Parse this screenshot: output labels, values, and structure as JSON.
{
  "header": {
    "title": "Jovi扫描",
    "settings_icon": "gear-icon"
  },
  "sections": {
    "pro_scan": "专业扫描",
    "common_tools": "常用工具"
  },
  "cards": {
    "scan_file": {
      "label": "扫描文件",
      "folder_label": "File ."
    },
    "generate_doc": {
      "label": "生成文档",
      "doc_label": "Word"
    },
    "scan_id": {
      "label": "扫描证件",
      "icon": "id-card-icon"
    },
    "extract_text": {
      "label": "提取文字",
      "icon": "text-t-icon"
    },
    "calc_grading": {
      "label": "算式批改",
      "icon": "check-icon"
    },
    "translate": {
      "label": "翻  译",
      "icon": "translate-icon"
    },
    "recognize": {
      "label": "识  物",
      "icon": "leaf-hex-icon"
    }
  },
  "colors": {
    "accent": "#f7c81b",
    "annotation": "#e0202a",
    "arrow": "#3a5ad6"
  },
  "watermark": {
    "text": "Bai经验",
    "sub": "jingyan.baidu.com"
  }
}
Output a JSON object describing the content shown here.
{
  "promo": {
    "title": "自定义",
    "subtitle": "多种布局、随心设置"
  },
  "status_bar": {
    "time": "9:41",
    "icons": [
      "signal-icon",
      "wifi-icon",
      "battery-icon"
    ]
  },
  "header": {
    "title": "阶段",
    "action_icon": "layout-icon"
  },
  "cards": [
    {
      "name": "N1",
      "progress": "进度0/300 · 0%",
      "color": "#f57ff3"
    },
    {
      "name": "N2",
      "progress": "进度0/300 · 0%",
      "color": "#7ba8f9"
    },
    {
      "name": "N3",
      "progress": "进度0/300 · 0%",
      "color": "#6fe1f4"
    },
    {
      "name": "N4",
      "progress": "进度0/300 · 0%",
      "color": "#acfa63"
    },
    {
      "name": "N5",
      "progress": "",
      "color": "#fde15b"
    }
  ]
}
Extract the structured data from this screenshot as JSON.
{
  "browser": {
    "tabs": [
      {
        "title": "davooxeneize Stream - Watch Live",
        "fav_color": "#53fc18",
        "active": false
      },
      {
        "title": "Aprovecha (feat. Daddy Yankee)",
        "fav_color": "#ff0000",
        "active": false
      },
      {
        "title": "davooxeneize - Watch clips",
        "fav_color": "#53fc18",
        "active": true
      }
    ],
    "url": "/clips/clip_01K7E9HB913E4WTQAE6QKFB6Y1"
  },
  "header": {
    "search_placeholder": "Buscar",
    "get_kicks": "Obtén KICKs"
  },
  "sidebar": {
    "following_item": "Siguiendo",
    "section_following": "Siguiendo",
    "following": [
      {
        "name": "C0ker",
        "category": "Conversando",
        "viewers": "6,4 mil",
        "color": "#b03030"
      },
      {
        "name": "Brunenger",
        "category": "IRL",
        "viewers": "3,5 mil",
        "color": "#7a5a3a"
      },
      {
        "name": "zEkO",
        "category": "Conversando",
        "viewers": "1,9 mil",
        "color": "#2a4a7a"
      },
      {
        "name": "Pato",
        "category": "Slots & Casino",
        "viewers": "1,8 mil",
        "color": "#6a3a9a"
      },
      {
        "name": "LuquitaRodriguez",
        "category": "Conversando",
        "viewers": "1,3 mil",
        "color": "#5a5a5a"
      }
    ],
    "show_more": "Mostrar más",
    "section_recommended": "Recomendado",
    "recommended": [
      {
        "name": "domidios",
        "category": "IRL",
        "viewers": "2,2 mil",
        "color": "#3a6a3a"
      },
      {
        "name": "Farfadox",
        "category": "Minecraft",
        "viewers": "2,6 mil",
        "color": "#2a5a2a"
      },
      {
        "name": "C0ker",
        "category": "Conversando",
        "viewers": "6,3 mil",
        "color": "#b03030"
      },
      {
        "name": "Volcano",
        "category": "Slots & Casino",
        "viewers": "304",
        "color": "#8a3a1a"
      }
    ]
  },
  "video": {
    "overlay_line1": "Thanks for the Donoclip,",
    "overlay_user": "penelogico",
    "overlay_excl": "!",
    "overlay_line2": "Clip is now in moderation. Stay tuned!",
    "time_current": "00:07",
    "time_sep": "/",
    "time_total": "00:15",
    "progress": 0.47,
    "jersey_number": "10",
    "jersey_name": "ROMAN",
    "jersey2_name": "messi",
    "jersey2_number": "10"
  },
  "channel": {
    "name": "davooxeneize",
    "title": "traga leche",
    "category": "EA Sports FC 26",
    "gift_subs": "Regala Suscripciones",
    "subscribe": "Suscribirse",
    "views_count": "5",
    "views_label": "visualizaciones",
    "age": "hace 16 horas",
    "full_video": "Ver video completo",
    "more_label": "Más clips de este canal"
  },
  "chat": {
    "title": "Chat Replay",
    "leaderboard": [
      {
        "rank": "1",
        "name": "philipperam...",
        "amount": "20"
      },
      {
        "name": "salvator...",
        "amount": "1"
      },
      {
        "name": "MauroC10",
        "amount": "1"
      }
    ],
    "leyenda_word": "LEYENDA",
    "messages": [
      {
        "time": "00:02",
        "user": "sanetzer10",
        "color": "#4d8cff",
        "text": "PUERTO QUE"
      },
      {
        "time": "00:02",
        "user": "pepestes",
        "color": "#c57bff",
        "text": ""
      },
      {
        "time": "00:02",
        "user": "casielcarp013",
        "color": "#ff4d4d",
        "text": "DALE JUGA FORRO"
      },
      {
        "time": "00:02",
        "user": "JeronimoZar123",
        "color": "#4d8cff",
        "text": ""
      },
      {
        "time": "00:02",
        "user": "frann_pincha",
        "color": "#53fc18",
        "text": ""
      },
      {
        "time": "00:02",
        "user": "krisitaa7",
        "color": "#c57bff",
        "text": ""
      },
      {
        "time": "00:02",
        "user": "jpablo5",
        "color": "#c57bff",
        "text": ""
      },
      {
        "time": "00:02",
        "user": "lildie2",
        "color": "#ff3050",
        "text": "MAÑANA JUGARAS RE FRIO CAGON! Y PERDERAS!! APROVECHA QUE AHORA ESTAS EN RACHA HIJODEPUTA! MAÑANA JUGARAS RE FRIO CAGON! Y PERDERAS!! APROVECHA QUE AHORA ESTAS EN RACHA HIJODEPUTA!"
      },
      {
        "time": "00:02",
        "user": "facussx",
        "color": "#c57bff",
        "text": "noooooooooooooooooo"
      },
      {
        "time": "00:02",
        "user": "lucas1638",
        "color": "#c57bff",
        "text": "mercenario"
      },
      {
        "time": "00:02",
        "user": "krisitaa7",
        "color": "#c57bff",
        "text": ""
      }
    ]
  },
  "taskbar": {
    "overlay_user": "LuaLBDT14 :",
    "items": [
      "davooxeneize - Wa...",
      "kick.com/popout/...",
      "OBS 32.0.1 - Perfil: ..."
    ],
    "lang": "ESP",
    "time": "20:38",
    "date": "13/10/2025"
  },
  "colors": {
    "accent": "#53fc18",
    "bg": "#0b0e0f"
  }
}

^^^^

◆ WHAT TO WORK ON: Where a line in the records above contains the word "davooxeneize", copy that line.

◆ ANSWER TO THIS TASK:
        "title": "davooxeneize Stream - Watch Live",
        "title": "davooxeneize - Watch clips",
    "name": "davooxeneize",
      "davooxeneize - Wa...",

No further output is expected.